Earth and environmental scientists are often told to make their research more immediately relevant to management and policy decisions. Indeed, as human-induced and natural perturbations in the ecological and hydrological cycles of the earth increase in magnitude and frequency, the sense of urgency to not “Fiddle while Rome burns” is understandable. However, success at effectively generating science information that directly and profoundly influences decision-making has often been elusive. Ecosystems are complex, decision support tools that offer general tendencies and forecasts may not represent ecological conditions at specific locations and times to be managed, and human behavior is unpredictable. Resource management and policymaking is likewise complex, so scientific investigations often yield outcomes that are not immediately seen to be relevant to the legal, cultural, economic, or jurisdictional conditions where and when resource issues occur. Recent efforts at co-production of scientific investigations, the establishment of baseline measurements of ecological and socio-economic conditions for early detection of change, and the testing of potential study outcomes for their efficacy in aiding decisions, are showing promise for improving science and decision-making linkages. In this session, we will present examples of science-informed decision-making that attempt to inform management or policy outcomes. Speakers will discuss potential factors that affect success or failure. How did the application of science make a difference? What processes enabled (or disabled) the successful linkage of science to a decision? How can we measure success and compare science-informed decision efforts to define best practices for building resilience or mitigating disturbance events? What science is needed to provide early performance evaluations of future policy or management actions? What are the most pressing decisions that need to be informed with more science information? What are best practices for engaging the public so that science is integrated into decision-making culture.

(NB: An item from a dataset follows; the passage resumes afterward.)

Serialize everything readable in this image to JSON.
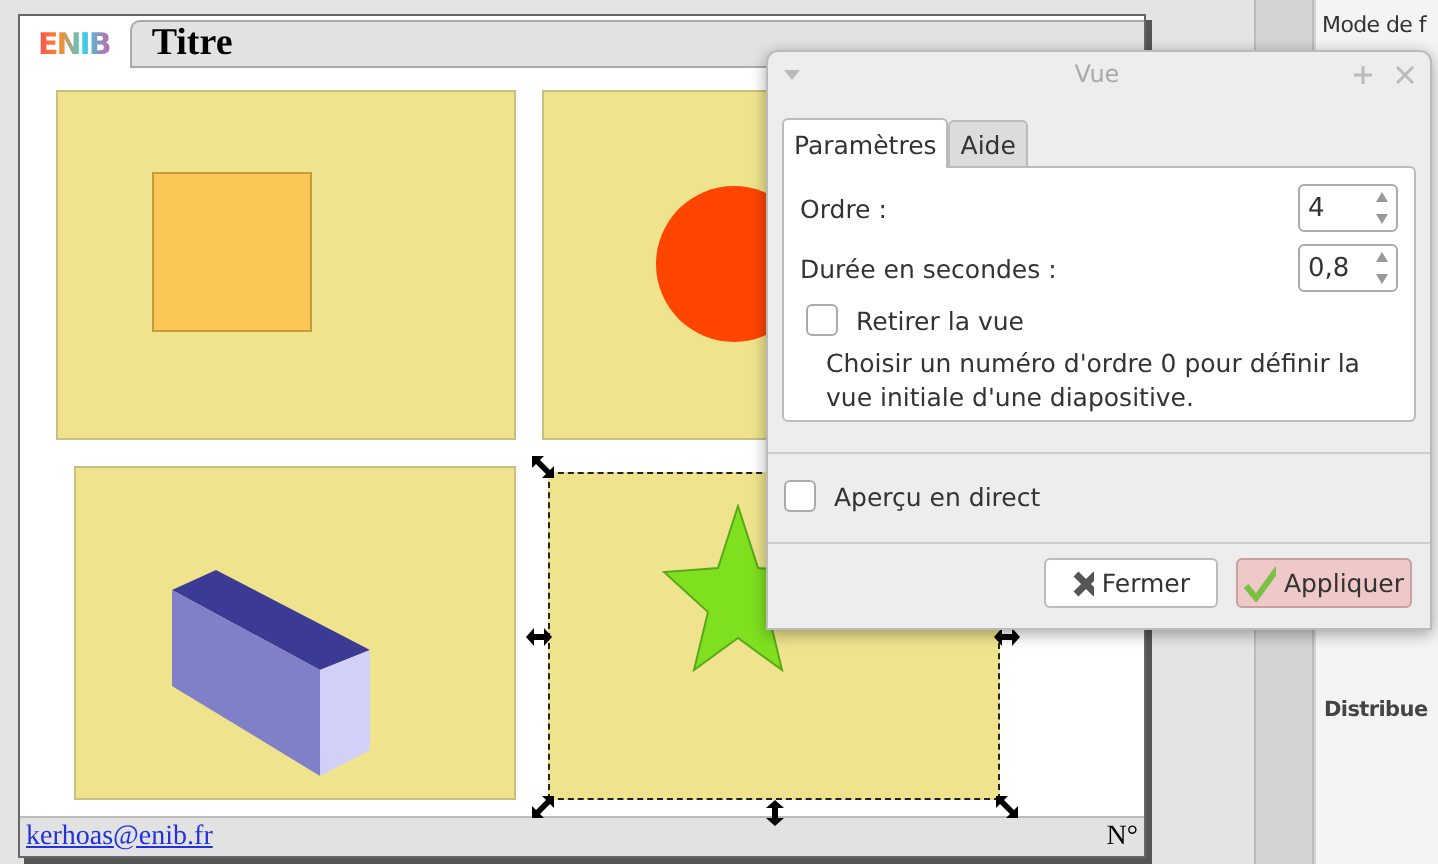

- Carl Shapiro, Director, Science and Decisions Center, U.S. Geological Survey
- Peter Murdoch, Science Advisor, Northeast Region, U.S. Geological Survey
- Scott Chiavacci, Interdisciplinary Ecologist, Science and Decisions Center, U.S. Geological Survey
- Jennifer Graham, Harmful Algal Bloom Coordinator, New York Water Science Center, U.S. Geological Survey
- Emily Pindilli, Natural Resource Economics Lead, Science and Decisions Center, U.S. Geological Survey
- Michael Runge, Research Ecologist, Patuxent Wildlife Research Center, U.S. Geological Survey